▶ **Exercise brief**
Filter the material below down to the lines with the word "object" and give those lines.

▶ **Information**
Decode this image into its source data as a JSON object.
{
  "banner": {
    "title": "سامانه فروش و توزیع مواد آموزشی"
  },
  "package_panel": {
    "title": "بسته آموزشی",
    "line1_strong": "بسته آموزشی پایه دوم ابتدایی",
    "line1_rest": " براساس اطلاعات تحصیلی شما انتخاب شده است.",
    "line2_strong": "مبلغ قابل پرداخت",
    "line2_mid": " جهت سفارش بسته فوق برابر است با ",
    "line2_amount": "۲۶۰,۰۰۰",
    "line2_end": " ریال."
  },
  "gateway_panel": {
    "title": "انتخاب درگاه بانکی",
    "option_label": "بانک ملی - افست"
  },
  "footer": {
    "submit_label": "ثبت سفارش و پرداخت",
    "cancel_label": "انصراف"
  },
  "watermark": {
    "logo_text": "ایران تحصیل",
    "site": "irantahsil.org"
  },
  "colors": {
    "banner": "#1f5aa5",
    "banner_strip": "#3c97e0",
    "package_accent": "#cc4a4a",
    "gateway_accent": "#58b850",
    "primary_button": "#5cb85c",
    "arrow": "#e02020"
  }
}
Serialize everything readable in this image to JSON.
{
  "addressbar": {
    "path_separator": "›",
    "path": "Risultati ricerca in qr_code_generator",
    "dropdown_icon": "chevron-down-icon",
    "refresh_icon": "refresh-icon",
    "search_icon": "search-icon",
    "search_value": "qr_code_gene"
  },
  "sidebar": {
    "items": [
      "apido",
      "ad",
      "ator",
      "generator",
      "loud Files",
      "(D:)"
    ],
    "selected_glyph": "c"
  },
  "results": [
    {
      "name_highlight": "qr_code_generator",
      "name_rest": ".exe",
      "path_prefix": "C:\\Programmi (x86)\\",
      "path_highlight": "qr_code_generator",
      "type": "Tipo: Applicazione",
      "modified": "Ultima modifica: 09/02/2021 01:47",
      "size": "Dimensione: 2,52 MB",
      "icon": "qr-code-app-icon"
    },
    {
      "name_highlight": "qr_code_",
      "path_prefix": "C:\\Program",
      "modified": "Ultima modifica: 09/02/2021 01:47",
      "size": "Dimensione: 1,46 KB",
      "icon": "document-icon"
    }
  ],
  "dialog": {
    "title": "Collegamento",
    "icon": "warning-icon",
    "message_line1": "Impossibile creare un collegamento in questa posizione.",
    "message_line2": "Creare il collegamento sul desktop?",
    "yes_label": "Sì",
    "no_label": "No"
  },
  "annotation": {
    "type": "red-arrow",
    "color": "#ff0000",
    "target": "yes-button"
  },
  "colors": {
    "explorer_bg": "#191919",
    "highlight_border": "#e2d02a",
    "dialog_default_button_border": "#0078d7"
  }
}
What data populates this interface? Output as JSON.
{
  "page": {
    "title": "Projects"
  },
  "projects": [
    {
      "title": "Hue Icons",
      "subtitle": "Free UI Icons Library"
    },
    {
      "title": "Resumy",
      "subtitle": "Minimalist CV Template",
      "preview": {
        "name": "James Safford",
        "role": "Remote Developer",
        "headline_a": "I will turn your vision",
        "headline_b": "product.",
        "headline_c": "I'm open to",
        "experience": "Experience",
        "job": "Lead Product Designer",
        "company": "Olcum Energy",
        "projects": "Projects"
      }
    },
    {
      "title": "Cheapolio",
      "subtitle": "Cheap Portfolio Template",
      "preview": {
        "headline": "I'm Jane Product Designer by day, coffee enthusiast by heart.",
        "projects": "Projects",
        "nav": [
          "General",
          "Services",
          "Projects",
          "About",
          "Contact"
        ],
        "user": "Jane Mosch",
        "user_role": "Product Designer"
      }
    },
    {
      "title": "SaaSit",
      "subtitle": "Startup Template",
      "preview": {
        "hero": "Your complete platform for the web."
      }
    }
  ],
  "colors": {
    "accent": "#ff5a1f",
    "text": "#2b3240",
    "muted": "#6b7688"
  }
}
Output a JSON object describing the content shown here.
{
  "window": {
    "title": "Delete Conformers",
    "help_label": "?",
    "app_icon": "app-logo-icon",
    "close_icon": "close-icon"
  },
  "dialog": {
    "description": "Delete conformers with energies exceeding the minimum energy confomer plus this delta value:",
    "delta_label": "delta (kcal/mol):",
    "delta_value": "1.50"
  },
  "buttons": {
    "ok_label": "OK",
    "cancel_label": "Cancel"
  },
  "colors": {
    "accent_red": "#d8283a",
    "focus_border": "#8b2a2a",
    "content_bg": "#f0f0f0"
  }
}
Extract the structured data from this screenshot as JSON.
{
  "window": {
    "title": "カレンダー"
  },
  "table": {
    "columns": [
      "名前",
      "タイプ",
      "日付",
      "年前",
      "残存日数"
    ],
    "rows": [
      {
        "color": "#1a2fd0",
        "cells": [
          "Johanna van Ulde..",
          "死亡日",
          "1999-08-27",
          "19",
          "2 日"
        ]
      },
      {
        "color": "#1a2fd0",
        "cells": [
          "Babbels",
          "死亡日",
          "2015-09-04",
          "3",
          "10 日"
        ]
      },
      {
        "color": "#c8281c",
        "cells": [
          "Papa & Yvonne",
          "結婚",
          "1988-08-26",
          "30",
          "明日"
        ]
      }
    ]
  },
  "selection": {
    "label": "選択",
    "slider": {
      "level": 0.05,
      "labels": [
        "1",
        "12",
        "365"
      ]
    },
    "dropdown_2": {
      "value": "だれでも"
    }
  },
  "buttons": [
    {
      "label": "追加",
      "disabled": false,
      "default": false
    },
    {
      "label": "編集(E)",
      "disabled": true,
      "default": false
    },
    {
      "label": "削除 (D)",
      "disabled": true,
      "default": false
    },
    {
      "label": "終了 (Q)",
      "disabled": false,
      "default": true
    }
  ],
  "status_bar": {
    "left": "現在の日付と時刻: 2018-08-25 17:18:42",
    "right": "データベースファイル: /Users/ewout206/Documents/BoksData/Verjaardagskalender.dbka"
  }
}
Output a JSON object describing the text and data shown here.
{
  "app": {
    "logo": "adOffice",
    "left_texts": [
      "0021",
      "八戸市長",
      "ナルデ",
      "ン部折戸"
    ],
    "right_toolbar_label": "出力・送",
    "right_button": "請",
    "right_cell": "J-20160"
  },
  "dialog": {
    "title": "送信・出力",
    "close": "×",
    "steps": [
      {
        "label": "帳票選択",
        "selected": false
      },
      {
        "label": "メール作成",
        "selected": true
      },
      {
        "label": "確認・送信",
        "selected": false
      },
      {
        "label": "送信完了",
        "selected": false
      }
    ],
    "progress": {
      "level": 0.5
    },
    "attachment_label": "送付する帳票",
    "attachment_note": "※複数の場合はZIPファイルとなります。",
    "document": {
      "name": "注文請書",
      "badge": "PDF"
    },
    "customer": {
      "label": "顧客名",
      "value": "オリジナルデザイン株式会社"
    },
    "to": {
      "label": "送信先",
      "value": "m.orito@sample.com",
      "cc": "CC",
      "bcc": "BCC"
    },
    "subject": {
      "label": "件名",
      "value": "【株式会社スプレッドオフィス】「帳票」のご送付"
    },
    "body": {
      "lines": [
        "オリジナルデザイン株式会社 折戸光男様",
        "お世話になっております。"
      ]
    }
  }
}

▶ **Finished task**
Decode this image into its source data as a JSON object.
Output a JSON object describing the content shown here.
Output a JSON object describing the text and data shown here.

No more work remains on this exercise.